Do you have any advice for other writers?
Read. Write. Don’t give up. Sounds pretty cliché, but it’s the truest advice you’ll ever hear about being a writer. You learn from those around you—those years ahead of you in the playing field known as literature, those who’ve already seen the things you’re seeing and done the things you’re doing. They know what’s up, and their work has been through the ringer time and time again and come out victorious. So read. Read their work to enjoy it. Read their work to learn from it.
Then write your own. Write what you imagine. Write what you know. Stretch yourself but not too far. Find a comfortable challenge for yourself at every turn, and if a piece doesn’t turn out well, figure out what you did wrong, learn how to avoid that mistake, and try again. You get nowhere as a writer unless you write. That’s the way you get over the wall between unpublished and published: you build a mountain of discarded manuscripts until it’s tall enough for you to just walk over to the published side.
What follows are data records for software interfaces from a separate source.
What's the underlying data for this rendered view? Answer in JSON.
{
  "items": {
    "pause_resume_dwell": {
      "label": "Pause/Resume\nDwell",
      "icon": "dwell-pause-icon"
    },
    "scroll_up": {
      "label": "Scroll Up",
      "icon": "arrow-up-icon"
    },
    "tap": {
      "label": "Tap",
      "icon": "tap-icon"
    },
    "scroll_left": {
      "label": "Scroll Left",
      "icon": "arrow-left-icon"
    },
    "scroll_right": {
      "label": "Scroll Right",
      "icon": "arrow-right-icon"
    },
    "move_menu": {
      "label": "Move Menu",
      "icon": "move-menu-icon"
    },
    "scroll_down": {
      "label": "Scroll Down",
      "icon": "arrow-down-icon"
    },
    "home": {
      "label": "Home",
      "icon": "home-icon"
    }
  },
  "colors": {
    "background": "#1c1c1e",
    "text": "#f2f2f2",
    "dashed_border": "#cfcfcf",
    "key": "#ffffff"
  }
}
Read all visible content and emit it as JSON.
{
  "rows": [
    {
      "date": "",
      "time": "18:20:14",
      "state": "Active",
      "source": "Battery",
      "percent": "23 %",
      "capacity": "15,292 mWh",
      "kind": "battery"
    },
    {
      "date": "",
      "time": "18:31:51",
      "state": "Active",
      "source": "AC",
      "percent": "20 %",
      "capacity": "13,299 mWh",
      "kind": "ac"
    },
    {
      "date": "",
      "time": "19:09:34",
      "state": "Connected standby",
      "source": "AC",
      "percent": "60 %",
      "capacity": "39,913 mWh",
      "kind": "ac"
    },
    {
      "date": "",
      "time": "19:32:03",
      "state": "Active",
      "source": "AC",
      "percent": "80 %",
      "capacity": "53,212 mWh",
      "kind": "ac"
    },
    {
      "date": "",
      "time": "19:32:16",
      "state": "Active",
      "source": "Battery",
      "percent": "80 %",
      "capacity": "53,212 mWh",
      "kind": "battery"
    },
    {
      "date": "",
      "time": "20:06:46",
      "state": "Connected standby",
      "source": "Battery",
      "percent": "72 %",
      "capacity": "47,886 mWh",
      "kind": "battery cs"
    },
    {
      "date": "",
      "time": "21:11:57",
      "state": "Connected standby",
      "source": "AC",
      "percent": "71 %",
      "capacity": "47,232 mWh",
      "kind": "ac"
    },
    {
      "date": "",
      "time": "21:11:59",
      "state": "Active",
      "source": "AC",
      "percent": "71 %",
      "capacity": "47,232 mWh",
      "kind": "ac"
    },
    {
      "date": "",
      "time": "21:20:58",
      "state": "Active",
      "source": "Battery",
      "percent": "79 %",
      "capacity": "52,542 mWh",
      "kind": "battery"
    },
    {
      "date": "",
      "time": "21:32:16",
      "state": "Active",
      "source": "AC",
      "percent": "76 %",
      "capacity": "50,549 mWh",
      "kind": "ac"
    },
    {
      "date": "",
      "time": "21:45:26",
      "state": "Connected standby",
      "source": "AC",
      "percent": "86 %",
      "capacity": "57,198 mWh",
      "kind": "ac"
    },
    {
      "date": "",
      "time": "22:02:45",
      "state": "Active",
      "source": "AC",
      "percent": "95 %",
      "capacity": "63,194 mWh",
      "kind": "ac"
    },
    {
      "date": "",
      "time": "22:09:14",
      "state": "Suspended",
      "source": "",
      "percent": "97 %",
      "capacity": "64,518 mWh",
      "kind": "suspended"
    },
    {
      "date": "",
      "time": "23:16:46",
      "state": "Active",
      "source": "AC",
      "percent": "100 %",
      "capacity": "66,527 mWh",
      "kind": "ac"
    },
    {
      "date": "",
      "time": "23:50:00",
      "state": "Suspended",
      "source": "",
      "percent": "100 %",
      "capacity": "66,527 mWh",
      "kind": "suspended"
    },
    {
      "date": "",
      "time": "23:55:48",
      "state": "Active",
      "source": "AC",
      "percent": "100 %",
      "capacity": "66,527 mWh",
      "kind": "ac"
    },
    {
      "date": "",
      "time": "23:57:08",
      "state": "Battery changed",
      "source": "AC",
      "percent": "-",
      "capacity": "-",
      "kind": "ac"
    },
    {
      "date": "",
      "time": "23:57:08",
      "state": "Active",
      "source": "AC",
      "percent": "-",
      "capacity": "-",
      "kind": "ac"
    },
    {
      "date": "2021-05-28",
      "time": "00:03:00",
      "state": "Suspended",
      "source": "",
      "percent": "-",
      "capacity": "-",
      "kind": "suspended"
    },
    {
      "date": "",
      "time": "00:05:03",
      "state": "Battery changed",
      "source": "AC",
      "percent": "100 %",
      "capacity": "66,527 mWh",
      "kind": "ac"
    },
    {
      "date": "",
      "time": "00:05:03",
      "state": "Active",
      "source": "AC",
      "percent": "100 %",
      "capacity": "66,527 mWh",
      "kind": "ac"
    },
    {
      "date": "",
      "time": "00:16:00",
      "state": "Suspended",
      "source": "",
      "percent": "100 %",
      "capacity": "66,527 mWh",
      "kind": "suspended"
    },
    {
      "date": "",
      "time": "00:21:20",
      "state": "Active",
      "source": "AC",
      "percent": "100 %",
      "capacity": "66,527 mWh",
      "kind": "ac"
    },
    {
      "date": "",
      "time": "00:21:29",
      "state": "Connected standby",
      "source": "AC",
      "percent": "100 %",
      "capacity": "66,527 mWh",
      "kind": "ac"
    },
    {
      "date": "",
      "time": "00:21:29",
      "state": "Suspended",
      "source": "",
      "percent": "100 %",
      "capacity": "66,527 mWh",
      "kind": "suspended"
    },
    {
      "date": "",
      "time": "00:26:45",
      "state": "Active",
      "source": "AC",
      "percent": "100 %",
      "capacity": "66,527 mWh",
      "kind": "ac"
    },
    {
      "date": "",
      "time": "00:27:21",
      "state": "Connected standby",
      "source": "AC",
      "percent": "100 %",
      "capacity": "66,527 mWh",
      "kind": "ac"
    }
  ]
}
Is it painful? Will there be hard feelings and defeats and setbacks and seemingly insurmountable obstacles? Of course. But that’s how the writing world is—harsh and unforgiving. It’s those who don’t give up, who keep pressing forward even when they’ve had the most critical feedback slap them in the face, who win out in the end. Perseverance is key.
You can’t win if you don’t try. And you can’t keep winning if you don’t keep trying.
Writing is a process. It has its ups, downs, and directions you can’t even understand. But at the end of the day, if you truly want to be an author, you throw yourself into that process again and again—preferably, you never leave it—and one day, it suddenly makes to sense to you.
For about five seconds.
Do you have anything specific that you want to say to your readers?
All of you are awesome. Seriously. You are. You’re awesome for buying Echoes, for giving me honest feedback, for following my journey and leaving me encouraging messages. You’re awesome for just bothering to stop by my blog or read my book pages on Amazon, even though I’m some random nobody in the dredges of the blogosphere. You’re awesome, and I owe you guys a lot. Thanks for standing by me at the beginning of my writing journey—it’s always the rockiest time, and it helps (more than you know) to have people standing next to you for support.
Cover Artist: Robin Ludwig